**EXERCISE BRIEF**
Check each line of the material below, and copy it if it holds the string "JSON".

# # #

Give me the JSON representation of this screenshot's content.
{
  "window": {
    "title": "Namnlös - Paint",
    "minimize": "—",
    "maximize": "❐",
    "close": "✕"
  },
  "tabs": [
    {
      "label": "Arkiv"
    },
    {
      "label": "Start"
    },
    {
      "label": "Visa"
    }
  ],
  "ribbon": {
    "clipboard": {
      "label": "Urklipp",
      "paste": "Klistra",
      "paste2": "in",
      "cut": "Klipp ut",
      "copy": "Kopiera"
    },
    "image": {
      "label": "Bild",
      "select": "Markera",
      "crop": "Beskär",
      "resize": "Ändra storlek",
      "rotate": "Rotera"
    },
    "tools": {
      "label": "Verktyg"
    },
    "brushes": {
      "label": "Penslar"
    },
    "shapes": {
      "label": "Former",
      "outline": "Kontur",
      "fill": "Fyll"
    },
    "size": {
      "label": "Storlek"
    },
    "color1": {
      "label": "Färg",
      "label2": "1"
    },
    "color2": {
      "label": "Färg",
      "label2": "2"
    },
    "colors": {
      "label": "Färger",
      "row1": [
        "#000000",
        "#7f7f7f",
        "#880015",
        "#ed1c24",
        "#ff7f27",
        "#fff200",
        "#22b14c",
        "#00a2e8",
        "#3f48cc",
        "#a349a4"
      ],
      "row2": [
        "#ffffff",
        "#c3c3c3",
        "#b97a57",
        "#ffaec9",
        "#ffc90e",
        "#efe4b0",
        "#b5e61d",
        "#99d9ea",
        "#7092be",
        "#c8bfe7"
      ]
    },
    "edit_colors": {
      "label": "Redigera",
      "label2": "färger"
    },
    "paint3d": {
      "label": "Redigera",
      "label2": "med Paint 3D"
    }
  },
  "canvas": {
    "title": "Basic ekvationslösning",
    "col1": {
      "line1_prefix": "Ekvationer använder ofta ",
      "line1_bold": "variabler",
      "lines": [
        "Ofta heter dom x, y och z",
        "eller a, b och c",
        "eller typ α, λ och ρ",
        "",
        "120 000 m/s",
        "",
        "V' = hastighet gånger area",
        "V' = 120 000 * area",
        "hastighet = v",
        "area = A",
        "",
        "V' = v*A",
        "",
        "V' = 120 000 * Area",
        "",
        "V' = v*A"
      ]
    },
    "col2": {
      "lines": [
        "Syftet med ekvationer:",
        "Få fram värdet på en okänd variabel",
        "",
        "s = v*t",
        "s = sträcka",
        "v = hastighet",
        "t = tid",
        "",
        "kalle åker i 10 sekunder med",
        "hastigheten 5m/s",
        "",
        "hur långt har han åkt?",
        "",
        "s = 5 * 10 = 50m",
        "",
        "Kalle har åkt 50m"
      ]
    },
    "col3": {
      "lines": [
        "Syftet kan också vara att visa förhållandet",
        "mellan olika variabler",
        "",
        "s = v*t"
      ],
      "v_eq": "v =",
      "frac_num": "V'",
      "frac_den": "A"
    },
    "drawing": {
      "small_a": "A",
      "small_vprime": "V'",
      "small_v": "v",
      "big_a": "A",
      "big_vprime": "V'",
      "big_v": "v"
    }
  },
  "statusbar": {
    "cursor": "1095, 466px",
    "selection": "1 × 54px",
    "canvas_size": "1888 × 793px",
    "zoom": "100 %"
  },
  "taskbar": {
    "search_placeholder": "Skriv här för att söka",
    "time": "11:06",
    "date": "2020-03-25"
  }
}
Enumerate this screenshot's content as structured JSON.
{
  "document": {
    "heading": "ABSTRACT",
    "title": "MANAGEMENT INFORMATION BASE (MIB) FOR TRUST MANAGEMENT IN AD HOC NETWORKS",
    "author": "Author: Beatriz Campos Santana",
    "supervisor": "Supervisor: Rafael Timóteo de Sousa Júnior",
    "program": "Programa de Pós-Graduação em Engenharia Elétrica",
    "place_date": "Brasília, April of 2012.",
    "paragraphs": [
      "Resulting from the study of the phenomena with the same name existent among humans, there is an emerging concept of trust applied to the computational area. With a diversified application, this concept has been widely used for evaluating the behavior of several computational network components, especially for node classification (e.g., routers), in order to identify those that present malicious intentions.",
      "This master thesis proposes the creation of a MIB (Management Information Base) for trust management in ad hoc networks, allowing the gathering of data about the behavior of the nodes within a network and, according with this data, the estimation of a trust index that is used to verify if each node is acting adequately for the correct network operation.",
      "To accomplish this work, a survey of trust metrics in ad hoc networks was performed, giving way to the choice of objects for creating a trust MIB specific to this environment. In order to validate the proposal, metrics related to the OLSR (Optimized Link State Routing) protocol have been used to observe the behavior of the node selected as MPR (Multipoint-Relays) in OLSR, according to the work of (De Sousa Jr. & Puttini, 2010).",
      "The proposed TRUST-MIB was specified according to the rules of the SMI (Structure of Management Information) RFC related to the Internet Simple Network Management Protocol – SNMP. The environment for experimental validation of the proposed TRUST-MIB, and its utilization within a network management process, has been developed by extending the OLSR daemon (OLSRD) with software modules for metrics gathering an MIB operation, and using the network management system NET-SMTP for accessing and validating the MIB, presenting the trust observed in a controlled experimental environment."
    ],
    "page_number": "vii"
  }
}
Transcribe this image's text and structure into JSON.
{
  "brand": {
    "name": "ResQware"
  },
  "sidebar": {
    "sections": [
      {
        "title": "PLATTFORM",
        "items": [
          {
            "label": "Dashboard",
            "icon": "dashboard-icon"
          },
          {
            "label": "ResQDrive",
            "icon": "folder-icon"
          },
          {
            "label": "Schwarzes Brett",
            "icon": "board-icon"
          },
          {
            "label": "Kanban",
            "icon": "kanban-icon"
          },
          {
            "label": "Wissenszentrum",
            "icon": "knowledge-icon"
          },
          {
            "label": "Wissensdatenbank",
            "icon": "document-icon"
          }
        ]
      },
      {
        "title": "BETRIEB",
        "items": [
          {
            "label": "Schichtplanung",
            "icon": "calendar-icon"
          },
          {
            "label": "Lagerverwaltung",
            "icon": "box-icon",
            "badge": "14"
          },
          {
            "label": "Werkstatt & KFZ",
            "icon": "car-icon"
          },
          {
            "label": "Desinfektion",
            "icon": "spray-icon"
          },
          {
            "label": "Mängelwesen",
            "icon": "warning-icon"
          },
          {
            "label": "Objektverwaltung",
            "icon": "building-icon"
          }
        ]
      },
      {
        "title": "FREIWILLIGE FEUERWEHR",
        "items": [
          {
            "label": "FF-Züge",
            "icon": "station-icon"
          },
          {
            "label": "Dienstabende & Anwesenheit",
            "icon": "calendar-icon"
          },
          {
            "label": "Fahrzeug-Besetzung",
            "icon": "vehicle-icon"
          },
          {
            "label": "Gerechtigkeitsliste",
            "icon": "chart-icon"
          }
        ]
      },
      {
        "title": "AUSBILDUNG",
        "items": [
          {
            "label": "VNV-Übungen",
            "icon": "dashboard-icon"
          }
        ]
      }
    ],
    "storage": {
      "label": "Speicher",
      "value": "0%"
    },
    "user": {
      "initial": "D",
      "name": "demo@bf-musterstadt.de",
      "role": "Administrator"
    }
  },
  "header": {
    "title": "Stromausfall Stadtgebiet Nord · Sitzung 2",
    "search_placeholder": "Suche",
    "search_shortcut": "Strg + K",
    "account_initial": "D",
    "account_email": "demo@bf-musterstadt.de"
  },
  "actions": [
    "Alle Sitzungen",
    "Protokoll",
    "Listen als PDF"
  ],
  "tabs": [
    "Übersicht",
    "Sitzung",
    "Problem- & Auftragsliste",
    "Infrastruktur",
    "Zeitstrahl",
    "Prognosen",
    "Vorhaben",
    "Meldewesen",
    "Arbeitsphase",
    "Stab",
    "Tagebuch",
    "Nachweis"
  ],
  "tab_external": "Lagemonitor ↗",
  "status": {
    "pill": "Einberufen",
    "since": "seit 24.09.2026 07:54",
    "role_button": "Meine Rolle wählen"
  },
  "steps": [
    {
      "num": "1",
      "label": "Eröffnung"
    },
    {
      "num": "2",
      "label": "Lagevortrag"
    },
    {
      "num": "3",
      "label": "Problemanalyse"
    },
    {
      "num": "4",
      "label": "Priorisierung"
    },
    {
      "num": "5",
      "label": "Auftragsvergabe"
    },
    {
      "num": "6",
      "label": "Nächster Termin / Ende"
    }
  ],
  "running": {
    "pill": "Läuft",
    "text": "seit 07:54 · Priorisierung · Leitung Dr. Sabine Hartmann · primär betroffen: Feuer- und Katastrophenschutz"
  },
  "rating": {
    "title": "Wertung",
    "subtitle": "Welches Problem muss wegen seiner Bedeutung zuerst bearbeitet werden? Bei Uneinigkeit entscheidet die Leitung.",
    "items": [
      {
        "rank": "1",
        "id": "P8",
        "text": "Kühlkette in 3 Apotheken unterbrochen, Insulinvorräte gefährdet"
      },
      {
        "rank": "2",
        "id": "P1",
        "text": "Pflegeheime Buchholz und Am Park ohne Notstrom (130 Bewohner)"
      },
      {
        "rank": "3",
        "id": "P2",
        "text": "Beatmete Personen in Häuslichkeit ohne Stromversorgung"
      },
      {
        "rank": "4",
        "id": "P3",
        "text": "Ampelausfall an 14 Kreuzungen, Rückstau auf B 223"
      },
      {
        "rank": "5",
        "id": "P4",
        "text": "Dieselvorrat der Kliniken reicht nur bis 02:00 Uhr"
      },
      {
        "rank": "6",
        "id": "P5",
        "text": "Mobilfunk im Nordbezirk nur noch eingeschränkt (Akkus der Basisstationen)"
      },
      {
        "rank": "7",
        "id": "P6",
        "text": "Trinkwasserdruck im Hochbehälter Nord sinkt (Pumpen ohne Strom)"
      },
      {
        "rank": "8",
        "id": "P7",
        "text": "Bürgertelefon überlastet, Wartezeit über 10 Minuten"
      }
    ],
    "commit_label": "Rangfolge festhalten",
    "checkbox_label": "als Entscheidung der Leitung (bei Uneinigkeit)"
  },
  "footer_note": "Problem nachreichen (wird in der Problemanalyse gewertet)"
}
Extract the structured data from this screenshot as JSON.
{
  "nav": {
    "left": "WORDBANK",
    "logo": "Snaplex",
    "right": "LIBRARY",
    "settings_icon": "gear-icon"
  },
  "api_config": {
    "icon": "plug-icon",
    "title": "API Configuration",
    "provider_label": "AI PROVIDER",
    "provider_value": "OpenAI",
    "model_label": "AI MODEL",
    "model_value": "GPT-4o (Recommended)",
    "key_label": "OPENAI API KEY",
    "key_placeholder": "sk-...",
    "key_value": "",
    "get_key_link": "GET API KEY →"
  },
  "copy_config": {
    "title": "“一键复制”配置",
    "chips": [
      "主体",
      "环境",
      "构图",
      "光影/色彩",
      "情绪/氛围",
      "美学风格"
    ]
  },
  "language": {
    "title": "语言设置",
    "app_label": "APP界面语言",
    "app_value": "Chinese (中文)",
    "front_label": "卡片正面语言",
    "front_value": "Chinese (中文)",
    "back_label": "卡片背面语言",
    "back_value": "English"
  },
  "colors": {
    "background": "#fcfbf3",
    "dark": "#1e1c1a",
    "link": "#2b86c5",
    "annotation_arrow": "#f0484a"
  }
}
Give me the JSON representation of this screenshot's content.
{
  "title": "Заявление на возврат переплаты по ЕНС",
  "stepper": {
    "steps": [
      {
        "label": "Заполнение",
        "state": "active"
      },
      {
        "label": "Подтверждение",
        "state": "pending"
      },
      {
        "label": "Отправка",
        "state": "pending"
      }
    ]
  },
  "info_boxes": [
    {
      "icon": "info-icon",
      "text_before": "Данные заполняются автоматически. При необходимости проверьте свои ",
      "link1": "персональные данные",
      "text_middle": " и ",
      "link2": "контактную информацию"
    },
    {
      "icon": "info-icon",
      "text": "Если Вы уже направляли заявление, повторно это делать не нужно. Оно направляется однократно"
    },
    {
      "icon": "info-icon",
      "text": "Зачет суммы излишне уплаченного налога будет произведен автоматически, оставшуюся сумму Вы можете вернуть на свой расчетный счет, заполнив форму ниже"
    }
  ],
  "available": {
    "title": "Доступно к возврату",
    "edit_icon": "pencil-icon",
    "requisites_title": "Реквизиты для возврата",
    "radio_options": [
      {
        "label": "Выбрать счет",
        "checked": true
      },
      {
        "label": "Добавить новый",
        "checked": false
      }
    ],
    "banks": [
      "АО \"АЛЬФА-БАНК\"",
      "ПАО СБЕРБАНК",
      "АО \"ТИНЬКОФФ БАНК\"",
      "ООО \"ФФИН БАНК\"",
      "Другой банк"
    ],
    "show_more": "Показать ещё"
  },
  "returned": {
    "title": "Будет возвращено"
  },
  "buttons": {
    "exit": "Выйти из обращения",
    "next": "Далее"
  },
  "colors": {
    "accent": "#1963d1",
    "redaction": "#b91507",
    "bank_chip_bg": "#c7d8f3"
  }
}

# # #

**OUTPUT**
Give me the JSON representation of this screenshot's content.
Enumerate this screenshot's content as structured JSON.
Transcribe this image's text and structure into JSON.
Extract the structured data from this screenshot as JSON.
Give me the JSON representation of this screenshot's content.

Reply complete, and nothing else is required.